This morning I read a wonderful post on Alex Brown’s excellent blog, Do You Speak Science?, in which he addresses the questions that people search for before landing on his blog.  I liked the idea so much that I decided to write a similar post over here at Inspiring Science.  Let me know what you think of it — if you like the idea, I might make it a (semi-)regular feature!

Despite its title, this blog doesn’t answer a question that recently brought someone here: “Who is an inspirational scientist?”. I think many of the scientists I’ve met (or read) are inspirational, but I’m guessing “inspirational” is being used in a more public sense here.  Off the top of my head, Carl Sagan & Stephen Jay Gould certainly fit the bill.
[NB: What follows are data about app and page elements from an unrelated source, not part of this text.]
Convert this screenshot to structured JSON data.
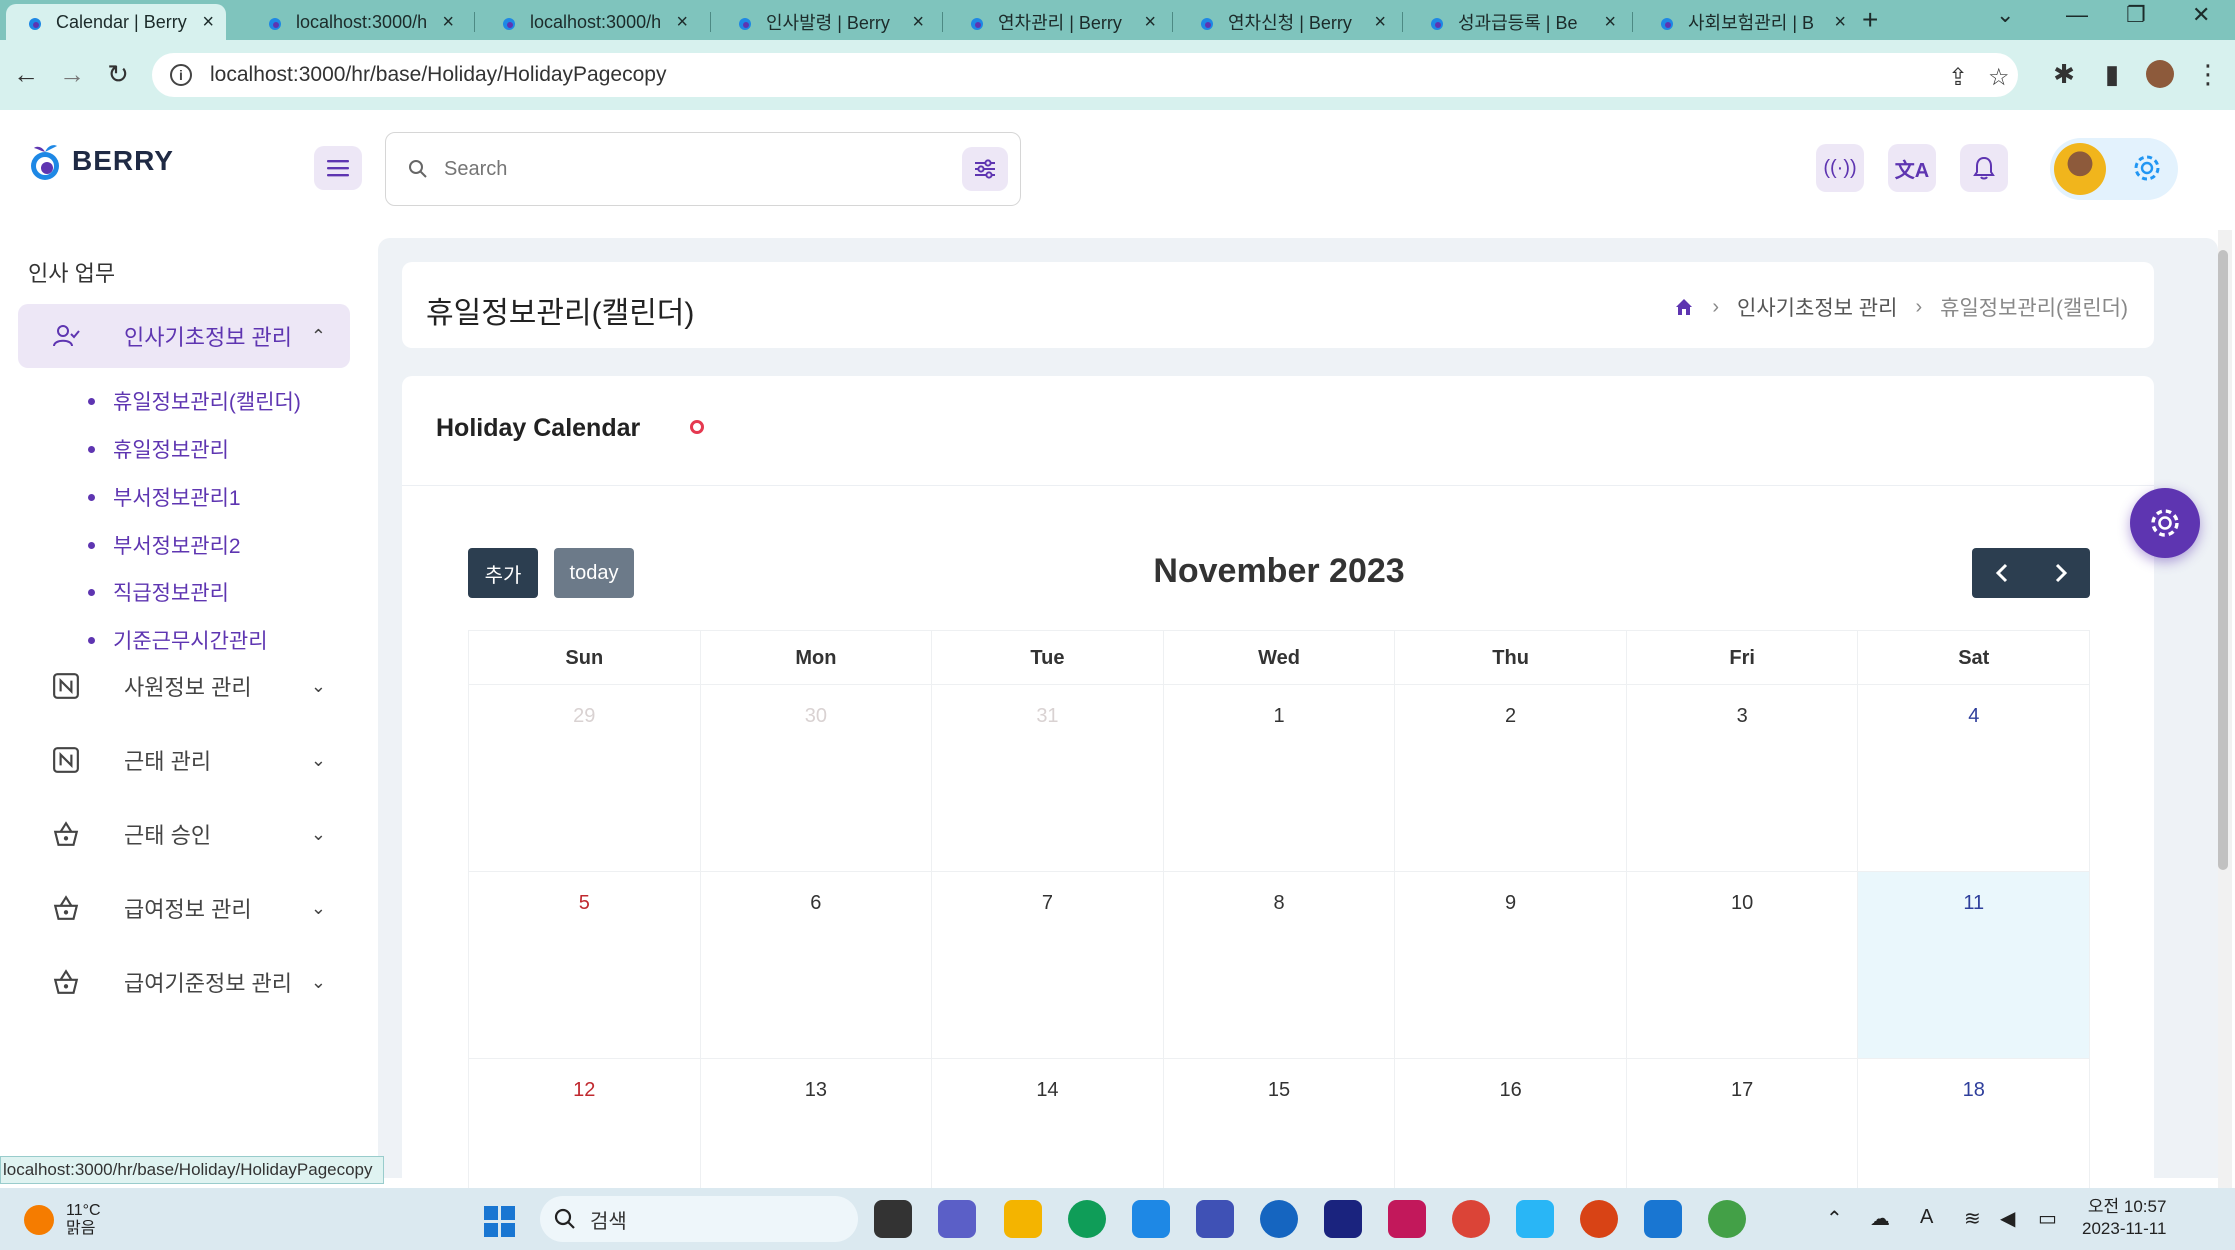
{
  "browser": {
    "tabs": [
      {
        "title": "Calendar | Berry",
        "active": true
      },
      {
        "title": "localhost:3000/h"
      },
      {
        "title": "localhost:3000/h"
      },
      {
        "title": "인사발령 | Berry"
      },
      {
        "title": "연차관리 | Berry"
      },
      {
        "title": "연차신청 | Berry"
      },
      {
        "title": "성과급등록 | Be"
      },
      {
        "title": "사회보험관리 | B"
      }
    ],
    "url": "localhost:3000/hr/base/Holiday/HolidayPagecopy",
    "status_url": "localhost:3000/hr/base/Holiday/HolidayPagecopy"
  },
  "header": {
    "brand": "BERRY",
    "search_placeholder": "Search"
  },
  "sidebar": {
    "section_title": "인사 업무",
    "active_group": "인사기초정보 관리",
    "sub_items": [
      "휴일정보관리(캘린더)",
      "휴일정보관리",
      "부서정보관리1",
      "부서정보관리2",
      "직급정보관리",
      "기준근무시간관리"
    ],
    "groups": [
      "사원정보 관리",
      "근태 관리",
      "근태 승인",
      "급여정보 관리",
      "급여기준정보 관리"
    ]
  },
  "page": {
    "title": "휴일정보관리(캘린더)",
    "breadcrumb": [
      "인사기초정보 관리",
      "휴일정보관리(캘린더)"
    ]
  },
  "calendar": {
    "card_title": "Holiday Calendar",
    "add_label": "추가",
    "today_label": "today",
    "month_title": "November 2023",
    "weekdays": [
      "Sun",
      "Mon",
      "Tue",
      "Wed",
      "Thu",
      "Fri",
      "Sat"
    ],
    "weeks": [
      [
        "29",
        "30",
        "31",
        "1",
        "2",
        "3",
        "4"
      ],
      [
        "5",
        "6",
        "7",
        "8",
        "9",
        "10",
        "11"
      ],
      [
        "12",
        "13",
        "14",
        "15",
        "16",
        "17",
        "18"
      ]
    ],
    "other_month_days": [
      "29",
      "30",
      "31"
    ],
    "today": "11"
  },
  "taskbar": {
    "temperature": "11°C",
    "weather": "맑음",
    "search_label": "검색",
    "time": "오전 10:57",
    "date": "2023-11-11"
  },
  "colors": {
    "accent": "#5e35b1",
    "accent_light": "#ede7f6",
    "calendar_button": "#2c3e50",
    "today_bg": "#eaf7fc"
  }
}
If you’ve got a suggestion, please share it in the comments! (Note: David Attenborough, though incredibly inspirational, isn’t a scientist.)

I was amused to find out that the question “Why do women in different areas like different guys?” led someone to this blog.  I guess I mention sexism & gender issues pretty frequently, and I did write a post entitled Why do men and women want different things?.  Unfortunately, I don’t have an answer for the original question.  Don’t different men/women generally like different people?  I’ve never thought of it as correlating with areas; I thought that’s just how people are.

Someone searching for “Did our ancestors have group sex?” found this blog — probably thanks to my old post Debating our ancestors’ sex lives.  I honestly don’t know the answer to that question (I’m not sure anyone really does!), but I can’t imagine why they wouldn’t have.  Modern humans have group sex, as do some of our closest living relatives, so I’m willing to go out on a limb and guess that our forebears did, too.

Whoever asked “Why is it always the most incompetent people promoted to leadership positions?” (or, similarly, “Why do incompetent people get promoted?”) may have been left unsatisfied by my post about the Peter principle.  If you were looking for emotional release and didn’t get it, I’m sorry.  I can only hope that learning about the inherent problems in how people are promoted made you feel better.

This one isn’t a question, but it was so odd that I decided to include it anyway: “peacock tail breast milk”.  I have no idea what that query is supposed to be about, but I hope my post about sexual selection and the brain satisfied whoever found it.  I’m also really glad I was able to tell someone the name for “the earthly smelling substance after first raining”: petrichor.

I’m guessing it was the discussion about parasites and identity that drew in the person who asked, “What is the natural habitat of an emerald cockroach?”.  I’ve never heard of an Emerald Cockroach (is there such a thing?), but if you were asking about the Emerald Cockroach Wasp, you’re in luck — I’m planning to write a whole post about it!

So, how about you?

  • Have you done any unusual searches lately?  What did you find?
  • What strange searches have led people to your blog (or website)?
  • How did you find Inspiring Science?  What brought you here?